(Entries from a dataset of interfaces)

*** Begin section ***

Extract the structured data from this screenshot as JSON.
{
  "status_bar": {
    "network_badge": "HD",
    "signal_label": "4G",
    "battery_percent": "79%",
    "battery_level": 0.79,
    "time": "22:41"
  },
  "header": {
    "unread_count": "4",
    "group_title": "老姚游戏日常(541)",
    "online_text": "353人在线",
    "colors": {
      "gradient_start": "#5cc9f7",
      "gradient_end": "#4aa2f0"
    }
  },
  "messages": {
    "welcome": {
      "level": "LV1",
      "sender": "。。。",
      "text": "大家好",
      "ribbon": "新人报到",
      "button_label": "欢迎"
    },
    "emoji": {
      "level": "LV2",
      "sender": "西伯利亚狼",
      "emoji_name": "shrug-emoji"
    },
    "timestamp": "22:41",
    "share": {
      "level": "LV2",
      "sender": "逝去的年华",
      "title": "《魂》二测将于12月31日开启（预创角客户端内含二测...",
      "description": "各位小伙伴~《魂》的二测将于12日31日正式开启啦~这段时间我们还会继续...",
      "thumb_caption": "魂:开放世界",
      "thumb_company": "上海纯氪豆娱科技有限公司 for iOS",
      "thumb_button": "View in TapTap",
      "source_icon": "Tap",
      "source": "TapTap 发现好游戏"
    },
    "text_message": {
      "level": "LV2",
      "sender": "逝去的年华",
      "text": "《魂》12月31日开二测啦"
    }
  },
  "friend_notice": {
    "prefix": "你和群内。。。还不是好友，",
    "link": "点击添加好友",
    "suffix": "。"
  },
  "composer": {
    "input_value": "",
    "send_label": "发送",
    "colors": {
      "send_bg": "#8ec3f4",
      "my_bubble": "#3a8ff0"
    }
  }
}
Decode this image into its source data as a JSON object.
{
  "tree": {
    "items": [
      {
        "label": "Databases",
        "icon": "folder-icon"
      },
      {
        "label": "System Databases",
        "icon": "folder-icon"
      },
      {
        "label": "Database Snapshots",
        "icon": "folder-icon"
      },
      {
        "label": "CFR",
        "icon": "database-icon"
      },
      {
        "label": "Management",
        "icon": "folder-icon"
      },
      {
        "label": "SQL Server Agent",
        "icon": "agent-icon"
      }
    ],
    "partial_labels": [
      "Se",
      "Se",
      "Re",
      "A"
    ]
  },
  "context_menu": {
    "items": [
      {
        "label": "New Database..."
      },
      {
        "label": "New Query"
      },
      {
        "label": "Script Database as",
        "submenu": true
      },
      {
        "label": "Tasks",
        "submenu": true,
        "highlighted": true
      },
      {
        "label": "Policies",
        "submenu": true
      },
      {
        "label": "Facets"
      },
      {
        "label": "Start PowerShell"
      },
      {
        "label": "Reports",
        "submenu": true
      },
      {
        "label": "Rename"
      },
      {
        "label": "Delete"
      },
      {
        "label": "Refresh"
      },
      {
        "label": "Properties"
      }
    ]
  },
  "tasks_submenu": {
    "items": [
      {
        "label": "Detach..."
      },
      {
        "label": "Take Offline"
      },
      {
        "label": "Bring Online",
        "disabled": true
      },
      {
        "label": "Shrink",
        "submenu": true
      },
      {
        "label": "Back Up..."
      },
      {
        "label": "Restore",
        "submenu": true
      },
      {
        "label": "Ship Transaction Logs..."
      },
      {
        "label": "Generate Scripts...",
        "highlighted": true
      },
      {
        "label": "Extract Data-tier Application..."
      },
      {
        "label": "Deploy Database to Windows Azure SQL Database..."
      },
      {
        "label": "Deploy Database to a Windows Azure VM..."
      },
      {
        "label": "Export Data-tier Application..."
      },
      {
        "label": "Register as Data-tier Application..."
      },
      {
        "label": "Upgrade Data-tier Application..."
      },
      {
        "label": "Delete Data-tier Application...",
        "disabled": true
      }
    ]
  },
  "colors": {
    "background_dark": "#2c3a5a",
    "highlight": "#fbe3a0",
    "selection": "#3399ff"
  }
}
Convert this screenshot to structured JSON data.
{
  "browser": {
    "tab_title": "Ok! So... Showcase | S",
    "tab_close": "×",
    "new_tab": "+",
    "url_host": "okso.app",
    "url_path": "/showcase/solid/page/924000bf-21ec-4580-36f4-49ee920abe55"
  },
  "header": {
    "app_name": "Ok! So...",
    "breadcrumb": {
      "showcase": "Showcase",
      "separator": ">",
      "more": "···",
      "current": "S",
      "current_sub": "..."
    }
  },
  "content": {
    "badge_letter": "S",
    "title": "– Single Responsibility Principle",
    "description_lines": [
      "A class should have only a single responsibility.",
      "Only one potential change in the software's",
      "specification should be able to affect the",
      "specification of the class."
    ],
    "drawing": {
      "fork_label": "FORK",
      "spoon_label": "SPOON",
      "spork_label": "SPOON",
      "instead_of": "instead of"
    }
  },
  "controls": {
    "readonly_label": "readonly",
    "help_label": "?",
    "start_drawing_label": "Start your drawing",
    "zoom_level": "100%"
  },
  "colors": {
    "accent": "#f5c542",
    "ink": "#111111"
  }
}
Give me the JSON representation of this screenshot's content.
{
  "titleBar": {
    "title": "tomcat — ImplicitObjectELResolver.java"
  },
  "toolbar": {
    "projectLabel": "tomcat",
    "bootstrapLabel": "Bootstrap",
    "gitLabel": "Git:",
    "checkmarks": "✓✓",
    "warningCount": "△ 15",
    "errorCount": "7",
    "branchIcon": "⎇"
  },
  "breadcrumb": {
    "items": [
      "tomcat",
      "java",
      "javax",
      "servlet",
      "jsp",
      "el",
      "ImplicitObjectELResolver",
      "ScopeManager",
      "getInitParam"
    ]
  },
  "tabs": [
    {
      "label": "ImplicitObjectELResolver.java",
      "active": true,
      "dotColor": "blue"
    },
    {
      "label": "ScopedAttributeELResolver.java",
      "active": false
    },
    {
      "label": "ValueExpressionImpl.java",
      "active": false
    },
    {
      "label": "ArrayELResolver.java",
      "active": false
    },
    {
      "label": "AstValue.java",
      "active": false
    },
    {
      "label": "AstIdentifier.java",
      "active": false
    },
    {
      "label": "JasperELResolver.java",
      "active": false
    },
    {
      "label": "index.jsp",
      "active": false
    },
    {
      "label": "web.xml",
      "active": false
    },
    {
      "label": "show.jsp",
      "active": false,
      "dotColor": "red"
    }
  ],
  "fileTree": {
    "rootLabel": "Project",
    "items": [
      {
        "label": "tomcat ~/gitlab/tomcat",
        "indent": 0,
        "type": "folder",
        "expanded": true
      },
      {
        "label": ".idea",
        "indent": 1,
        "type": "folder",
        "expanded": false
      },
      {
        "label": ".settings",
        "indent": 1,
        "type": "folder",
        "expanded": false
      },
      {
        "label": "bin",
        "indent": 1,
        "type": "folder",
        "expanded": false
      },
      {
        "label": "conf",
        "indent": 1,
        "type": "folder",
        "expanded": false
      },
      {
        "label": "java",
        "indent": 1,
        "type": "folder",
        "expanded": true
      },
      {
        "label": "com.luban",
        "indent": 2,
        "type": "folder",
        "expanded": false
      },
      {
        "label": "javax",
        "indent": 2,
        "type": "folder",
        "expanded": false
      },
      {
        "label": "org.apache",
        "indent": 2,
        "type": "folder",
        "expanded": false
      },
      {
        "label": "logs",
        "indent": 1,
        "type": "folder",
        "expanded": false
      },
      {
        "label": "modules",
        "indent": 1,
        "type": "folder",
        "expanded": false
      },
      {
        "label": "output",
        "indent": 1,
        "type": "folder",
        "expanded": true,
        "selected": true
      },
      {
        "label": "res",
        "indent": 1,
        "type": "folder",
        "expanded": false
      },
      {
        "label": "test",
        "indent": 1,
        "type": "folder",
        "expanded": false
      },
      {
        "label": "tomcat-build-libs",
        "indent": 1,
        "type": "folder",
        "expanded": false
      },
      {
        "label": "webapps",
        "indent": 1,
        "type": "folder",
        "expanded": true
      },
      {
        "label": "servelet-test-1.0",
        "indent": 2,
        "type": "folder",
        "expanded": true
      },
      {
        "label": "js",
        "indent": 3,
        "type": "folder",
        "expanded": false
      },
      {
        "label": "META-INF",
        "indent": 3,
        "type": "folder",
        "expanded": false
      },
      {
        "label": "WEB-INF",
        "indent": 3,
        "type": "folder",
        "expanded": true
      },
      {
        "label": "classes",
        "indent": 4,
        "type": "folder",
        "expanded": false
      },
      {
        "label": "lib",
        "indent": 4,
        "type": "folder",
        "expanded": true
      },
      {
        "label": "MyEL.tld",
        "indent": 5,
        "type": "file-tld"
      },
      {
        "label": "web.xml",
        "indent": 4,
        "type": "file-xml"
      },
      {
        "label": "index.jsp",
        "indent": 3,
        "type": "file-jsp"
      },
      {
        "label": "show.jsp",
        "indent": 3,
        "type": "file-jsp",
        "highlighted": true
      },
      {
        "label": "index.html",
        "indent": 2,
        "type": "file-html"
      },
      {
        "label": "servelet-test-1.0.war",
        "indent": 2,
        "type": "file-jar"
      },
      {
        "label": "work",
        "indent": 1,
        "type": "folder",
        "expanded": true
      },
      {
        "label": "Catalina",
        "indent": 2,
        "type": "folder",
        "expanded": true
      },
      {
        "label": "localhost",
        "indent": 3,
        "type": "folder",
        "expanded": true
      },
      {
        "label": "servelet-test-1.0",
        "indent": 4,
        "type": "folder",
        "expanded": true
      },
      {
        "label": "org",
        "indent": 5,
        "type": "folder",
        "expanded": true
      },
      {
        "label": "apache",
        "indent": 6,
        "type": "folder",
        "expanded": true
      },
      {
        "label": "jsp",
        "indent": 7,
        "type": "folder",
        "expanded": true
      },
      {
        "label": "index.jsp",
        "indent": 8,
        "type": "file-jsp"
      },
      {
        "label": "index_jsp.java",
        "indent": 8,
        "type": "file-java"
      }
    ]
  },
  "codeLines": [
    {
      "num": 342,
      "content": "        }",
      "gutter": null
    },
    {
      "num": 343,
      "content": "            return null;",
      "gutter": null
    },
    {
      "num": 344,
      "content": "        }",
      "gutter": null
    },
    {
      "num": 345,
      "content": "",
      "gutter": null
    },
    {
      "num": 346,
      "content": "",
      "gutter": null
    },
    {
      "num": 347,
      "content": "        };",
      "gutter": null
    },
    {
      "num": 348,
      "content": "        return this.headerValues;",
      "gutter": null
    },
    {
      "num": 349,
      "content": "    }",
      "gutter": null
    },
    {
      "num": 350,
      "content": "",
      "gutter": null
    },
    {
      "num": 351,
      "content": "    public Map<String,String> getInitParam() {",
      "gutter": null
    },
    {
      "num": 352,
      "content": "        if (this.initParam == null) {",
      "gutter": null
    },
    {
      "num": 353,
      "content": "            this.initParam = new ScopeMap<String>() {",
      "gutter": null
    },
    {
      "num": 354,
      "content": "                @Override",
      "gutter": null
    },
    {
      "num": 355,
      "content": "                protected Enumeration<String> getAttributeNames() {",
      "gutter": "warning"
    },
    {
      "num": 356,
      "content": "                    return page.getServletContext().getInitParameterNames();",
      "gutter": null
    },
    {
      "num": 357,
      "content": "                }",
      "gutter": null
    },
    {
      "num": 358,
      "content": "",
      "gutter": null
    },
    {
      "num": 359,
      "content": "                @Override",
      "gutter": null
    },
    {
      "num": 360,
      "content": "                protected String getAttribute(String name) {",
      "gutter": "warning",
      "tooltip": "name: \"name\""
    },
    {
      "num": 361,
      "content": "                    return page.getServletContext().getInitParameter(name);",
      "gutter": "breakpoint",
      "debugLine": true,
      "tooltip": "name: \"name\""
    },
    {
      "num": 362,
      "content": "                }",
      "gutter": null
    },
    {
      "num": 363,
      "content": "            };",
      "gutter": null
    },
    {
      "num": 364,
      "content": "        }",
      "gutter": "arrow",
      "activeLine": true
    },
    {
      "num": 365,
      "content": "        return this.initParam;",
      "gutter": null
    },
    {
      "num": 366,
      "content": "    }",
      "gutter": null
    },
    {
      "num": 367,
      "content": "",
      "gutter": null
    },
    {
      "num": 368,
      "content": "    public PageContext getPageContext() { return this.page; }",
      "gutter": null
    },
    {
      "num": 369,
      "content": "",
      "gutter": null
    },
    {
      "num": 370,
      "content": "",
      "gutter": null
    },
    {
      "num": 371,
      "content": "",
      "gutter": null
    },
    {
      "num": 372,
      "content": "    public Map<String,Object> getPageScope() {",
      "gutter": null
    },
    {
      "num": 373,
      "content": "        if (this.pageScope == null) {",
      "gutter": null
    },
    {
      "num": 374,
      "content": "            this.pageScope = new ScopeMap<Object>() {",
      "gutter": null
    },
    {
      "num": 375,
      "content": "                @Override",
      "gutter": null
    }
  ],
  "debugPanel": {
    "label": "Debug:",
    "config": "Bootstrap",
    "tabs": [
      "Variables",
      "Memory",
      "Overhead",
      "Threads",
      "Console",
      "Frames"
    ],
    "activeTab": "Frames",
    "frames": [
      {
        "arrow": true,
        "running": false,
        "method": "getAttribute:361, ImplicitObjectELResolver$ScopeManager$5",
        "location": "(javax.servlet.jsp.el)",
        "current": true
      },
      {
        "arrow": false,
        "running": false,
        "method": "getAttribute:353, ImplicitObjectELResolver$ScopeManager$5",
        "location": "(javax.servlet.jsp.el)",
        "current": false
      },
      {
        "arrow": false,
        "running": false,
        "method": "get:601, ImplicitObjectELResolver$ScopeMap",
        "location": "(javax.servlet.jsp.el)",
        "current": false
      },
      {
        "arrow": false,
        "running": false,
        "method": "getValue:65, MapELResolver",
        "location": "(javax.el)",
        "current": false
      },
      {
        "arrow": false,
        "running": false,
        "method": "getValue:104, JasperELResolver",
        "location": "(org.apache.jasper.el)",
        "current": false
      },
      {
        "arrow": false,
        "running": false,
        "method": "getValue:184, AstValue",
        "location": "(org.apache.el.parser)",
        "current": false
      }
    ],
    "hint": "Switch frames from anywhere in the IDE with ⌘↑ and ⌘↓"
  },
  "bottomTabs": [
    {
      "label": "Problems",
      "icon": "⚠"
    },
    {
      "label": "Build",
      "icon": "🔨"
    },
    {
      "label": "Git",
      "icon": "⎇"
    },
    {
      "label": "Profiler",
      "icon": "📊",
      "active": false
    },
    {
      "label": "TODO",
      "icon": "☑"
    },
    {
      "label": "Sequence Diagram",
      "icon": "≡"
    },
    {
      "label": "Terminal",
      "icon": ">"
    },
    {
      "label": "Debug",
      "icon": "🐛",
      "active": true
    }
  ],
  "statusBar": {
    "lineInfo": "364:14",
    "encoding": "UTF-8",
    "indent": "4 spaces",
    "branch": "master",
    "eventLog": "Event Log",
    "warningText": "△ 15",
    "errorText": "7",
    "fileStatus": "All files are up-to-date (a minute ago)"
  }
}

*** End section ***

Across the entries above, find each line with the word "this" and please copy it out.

Extract the structured data from this screenshot as JSON.
Decode this image into its source data as a JSON object.
Convert this screenshot to structured JSON data.
Give me the JSON representation of this screenshot's content.
      "content": "        return this.headerValues;",
      "content": "        if (this.initParam == null) {",
      "content": "            this.initParam = new ScopeMap<String>() {",
      "content": "        return this.initParam;",
      "content": "    public PageContext getPageContext() { return this.page; }",
      "content": "        if (this.pageScope == null) {",
      "content": "            this.pageScope = new ScopeMap<Object>() {",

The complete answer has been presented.